Collected data
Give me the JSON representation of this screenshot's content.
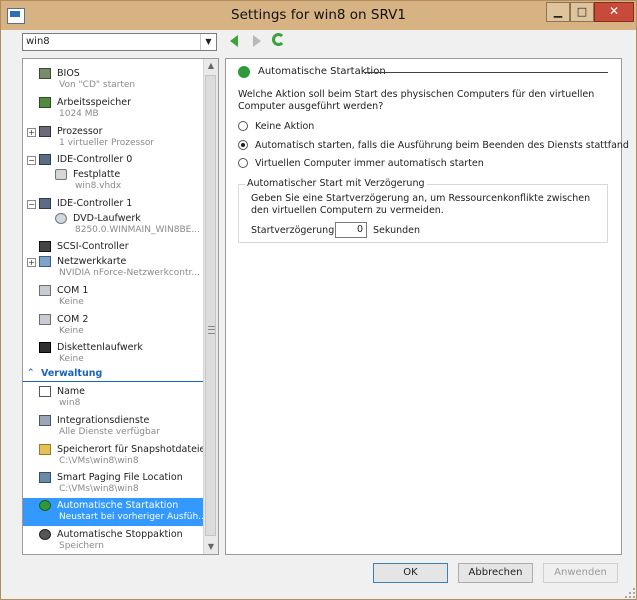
{
  "window": {
    "title": "Settings for win8 on SRV1"
  },
  "nav": {
    "vm_select_value": "win8"
  },
  "tree": {
    "hardware_items": [
      {
        "label": "BIOS",
        "sub": "Von \"CD\" starten",
        "icon": "bios-icon",
        "expand": ""
      },
      {
        "label": "Arbeitsspeicher",
        "sub": "1024 MB",
        "icon": "memory-icon",
        "expand": ""
      },
      {
        "label": "Prozessor",
        "sub": "1 virtueller Prozessor",
        "icon": "processor-icon",
        "expand": "+"
      },
      {
        "label": "IDE-Controller 0",
        "sub": "",
        "icon": "ide-controller-icon",
        "expand": "−"
      },
      {
        "label": "Festplatte",
        "sub": "win8.vhdx",
        "icon": "hard-disk-icon",
        "expand": ""
      },
      {
        "label": "IDE-Controller 1",
        "sub": "",
        "icon": "ide-controller-icon",
        "expand": "−"
      },
      {
        "label": "DVD-Laufwerk",
        "sub": "8250.0.WINMAIN_WIN8BE...",
        "icon": "dvd-drive-icon",
        "expand": ""
      },
      {
        "label": "SCSI-Controller",
        "sub": "",
        "icon": "scsi-controller-icon",
        "expand": ""
      },
      {
        "label": "Netzwerkkarte",
        "sub": "NVIDIA nForce-Netzwerkcontr...",
        "icon": "network-adapter-icon",
        "expand": "+"
      },
      {
        "label": "COM 1",
        "sub": "Keine",
        "icon": "com-port-icon",
        "expand": ""
      },
      {
        "label": "COM 2",
        "sub": "Keine",
        "icon": "com-port-icon",
        "expand": ""
      },
      {
        "label": "Diskettenlaufwerk",
        "sub": "Keine",
        "icon": "floppy-drive-icon",
        "expand": ""
      }
    ],
    "management_header": "Verwaltung",
    "management_items": [
      {
        "label": "Name",
        "sub": "win8",
        "icon": "name-icon"
      },
      {
        "label": "Integrationsdienste",
        "sub": "Alle Dienste verfügbar",
        "icon": "integration-services-icon"
      },
      {
        "label": "Speicherort für Snapshotdateien",
        "sub": "C:\\VMs\\win8\\win8",
        "icon": "snapshot-folder-icon"
      },
      {
        "label": "Smart Paging File Location",
        "sub": "C:\\VMs\\win8\\win8",
        "icon": "paging-file-icon"
      },
      {
        "label": "Automatische Startaktion",
        "sub": "Neustart bei vorheriger Ausfüh...",
        "icon": "auto-start-icon",
        "selected": true
      },
      {
        "label": "Automatische Stoppaktion",
        "sub": "Speichern",
        "icon": "auto-stop-icon"
      }
    ]
  },
  "content": {
    "section_title": "Automatische Startaktion",
    "question": "Welche Aktion soll beim Start des physischen Computers für den virtuellen Computer ausgeführt werden?",
    "options": [
      {
        "label": "Keine Aktion",
        "checked": false
      },
      {
        "label": "Automatisch starten, falls die Ausführung beim Beenden des Diensts stattfand",
        "checked": true
      },
      {
        "label": "Virtuellen Computer immer automatisch starten",
        "checked": false
      }
    ],
    "delay_group": {
      "title": "Automatischer Start mit Verzögerung",
      "description": "Geben Sie eine Startverzögerung an, um Ressourcenkonflikte zwischen den virtuellen Computern zu vermeiden.",
      "label": "Startverzögerung:",
      "value": "0",
      "unit": "Sekunden"
    }
  },
  "buttons": {
    "ok": "OK",
    "cancel": "Abbrechen",
    "apply": "Anwenden"
  }
}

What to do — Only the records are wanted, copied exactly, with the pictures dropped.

Written response —
Give me the JSON representation of this screenshot's content.
{
  "window": {
    "title": "Settings for win8 on SRV1"
  },
  "nav": {
    "vm_select_value": "win8"
  },
  "tree": {
    "hardware_items": [
      {
        "label": "BIOS",
        "sub": "Von \"CD\" starten",
        "icon": "bios-icon",
        "expand": ""
      },
      {
        "label": "Arbeitsspeicher",
        "sub": "1024 MB",
        "icon": "memory-icon",
        "expand": ""
      },
      {
        "label": "Prozessor",
        "sub": "1 virtueller Prozessor",
        "icon": "processor-icon",
        "expand": "+"
      },
      {
        "label": "IDE-Controller 0",
        "sub": "",
        "icon": "ide-controller-icon",
        "expand": "−"
      },
      {
        "label": "Festplatte",
        "sub": "win8.vhdx",
        "icon": "hard-disk-icon",
        "expand": ""
      },
      {
        "label": "IDE-Controller 1",
        "sub": "",
        "icon": "ide-controller-icon",
        "expand": "−"
      },
      {
        "label": "DVD-Laufwerk",
        "sub": "8250.0.WINMAIN_WIN8BE...",
        "icon": "dvd-drive-icon",
        "expand": ""
      },
      {
        "label": "SCSI-Controller",
        "sub": "",
        "icon": "scsi-controller-icon",
        "expand": ""
      },
      {
        "label": "Netzwerkkarte",
        "sub": "NVIDIA nForce-Netzwerkcontr...",
        "icon": "network-adapter-icon",
        "expand": "+"
      },
      {
        "label": "COM 1",
        "sub": "Keine",
        "icon": "com-port-icon",
        "expand": ""
      },
      {
        "label": "COM 2",
        "sub": "Keine",
        "icon": "com-port-icon",
        "expand": ""
      },
      {
        "label": "Diskettenlaufwerk",
        "sub": "Keine",
        "icon": "floppy-drive-icon",
        "expand": ""
      }
    ],
    "management_header": "Verwaltung",
    "management_items": [
      {
        "label": "Name",
        "sub": "win8",
        "icon": "name-icon"
      },
      {
        "label": "Integrationsdienste",
        "sub": "Alle Dienste verfügbar",
        "icon": "integration-services-icon"
      },
      {
        "label": "Speicherort für Snapshotdateien",
        "sub": "C:\\VMs\\win8\\win8",
        "icon": "snapshot-folder-icon"
      },
      {
        "label": "Smart Paging File Location",
        "sub": "C:\\VMs\\win8\\win8",
        "icon": "paging-file-icon"
      },
      {
        "label": "Automatische Startaktion",
        "sub": "Neustart bei vorheriger Ausfüh...",
        "icon": "auto-start-icon",
        "selected": true
      },
      {
        "label": "Automatische Stoppaktion",
        "sub": "Speichern",
        "icon": "auto-stop-icon"
      }
    ]
  },
  "content": {
    "section_title": "Automatische Startaktion",
    "question": "Welche Aktion soll beim Start des physischen Computers für den virtuellen Computer ausgeführt werden?",
    "options": [
      {
        "label": "Keine Aktion",
        "checked": false
      },
      {
        "label": "Automatisch starten, falls die Ausführung beim Beenden des Diensts stattfand",
        "checked": true
      },
      {
        "label": "Virtuellen Computer immer automatisch starten",
        "checked": false
      }
    ],
    "delay_group": {
      "title": "Automatischer Start mit Verzögerung",
      "description": "Geben Sie eine Startverzögerung an, um Ressourcenkonflikte zwischen den virtuellen Computern zu vermeiden.",
      "label": "Startverzögerung:",
      "value": "0",
      "unit": "Sekunden"
    }
  },
  "buttons": {
    "ok": "OK",
    "cancel": "Abbrechen",
    "apply": "Anwenden"
  }
}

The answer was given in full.